▶ EXERCISE AIM:
Everything in the listing below needs to be returned word for word.

▶ DATASET CONTENT:
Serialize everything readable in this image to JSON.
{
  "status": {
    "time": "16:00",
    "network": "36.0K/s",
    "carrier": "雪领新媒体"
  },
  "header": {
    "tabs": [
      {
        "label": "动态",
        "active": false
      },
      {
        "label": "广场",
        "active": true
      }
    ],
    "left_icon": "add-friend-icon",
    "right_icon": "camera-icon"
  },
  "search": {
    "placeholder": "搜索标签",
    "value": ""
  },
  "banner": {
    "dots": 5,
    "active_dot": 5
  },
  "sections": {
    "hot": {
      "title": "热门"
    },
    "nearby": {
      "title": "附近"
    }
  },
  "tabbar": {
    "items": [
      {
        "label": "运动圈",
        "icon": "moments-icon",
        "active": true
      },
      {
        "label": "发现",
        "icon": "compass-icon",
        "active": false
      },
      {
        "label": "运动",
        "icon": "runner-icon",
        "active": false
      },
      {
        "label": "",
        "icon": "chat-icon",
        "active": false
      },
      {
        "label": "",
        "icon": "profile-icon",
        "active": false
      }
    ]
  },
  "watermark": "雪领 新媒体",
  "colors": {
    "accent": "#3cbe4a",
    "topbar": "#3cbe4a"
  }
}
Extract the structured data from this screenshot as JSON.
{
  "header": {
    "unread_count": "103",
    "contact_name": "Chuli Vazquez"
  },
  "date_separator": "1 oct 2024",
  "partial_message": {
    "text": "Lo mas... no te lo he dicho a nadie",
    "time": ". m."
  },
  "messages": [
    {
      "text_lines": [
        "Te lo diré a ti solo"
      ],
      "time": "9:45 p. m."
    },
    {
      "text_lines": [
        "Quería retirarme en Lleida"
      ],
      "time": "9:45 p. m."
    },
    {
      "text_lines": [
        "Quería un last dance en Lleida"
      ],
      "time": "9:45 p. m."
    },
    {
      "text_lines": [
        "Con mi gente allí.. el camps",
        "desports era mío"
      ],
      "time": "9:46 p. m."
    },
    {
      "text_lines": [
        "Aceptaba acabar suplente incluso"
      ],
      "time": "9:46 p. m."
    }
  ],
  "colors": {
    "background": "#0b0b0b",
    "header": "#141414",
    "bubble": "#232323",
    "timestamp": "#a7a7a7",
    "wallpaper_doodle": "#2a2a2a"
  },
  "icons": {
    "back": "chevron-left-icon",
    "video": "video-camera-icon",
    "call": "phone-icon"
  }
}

▶ RESPONSE BOX:
Serialize everything readable in this image to JSON.
{
  "status": {
    "time": "16:00",
    "network": "36.0K/s",
    "carrier": "雪领新媒体"
  },
  "header": {
    "tabs": [
      {
        "label": "动态",
        "active": false
      },
      {
        "label": "广场",
        "active": true
      }
    ],
    "left_icon": "add-friend-icon",
    "right_icon": "camera-icon"
  },
  "search": {
    "placeholder": "搜索标签",
    "value": ""
  },
  "banner": {
    "dots": 5,
    "active_dot": 5
  },
  "sections": {
    "hot": {
      "title": "热门"
    },
    "nearby": {
      "title": "附近"
    }
  },
  "tabbar": {
    "items": [
      {
        "label": "运动圈",
        "icon": "moments-icon",
        "active": true
      },
      {
        "label": "发现",
        "icon": "compass-icon",
        "active": false
      },
      {
        "label": "运动",
        "icon": "runner-icon",
        "active": false
      },
      {
        "label": "",
        "icon": "chat-icon",
        "active": false
      },
      {
        "label": "",
        "icon": "profile-icon",
        "active": false
      }
    ]
  },
  "watermark": "雪领 新媒体",
  "colors": {
    "accent": "#3cbe4a",
    "topbar": "#3cbe4a"
  }
}
Extract the structured data from this screenshot as JSON.
{
  "header": {
    "unread_count": "103",
    "contact_name": "Chuli Vazquez"
  },
  "date_separator": "1 oct 2024",
  "partial_message": {
    "text": "Lo mas... no te lo he dicho a nadie",
    "time": ". m."
  },
  "messages": [
    {
      "text_lines": [
        "Te lo diré a ti solo"
      ],
      "time": "9:45 p. m."
    },
    {
      "text_lines": [
        "Quería retirarme en Lleida"
      ],
      "time": "9:45 p. m."
    },
    {
      "text_lines": [
        "Quería un last dance en Lleida"
      ],
      "time": "9:45 p. m."
    },
    {
      "text_lines": [
        "Con mi gente allí.. el camps",
        "desports era mío"
      ],
      "time": "9:46 p. m."
    },
    {
      "text_lines": [
        "Aceptaba acabar suplente incluso"
      ],
      "time": "9:46 p. m."
    }
  ],
  "colors": {
    "background": "#0b0b0b",
    "header": "#141414",
    "bubble": "#232323",
    "timestamp": "#a7a7a7",
    "wallpaper_doodle": "#2a2a2a"
  },
  "icons": {
    "back": "chevron-left-icon",
    "video": "video-camera-icon",
    "call": "phone-icon"
  }
}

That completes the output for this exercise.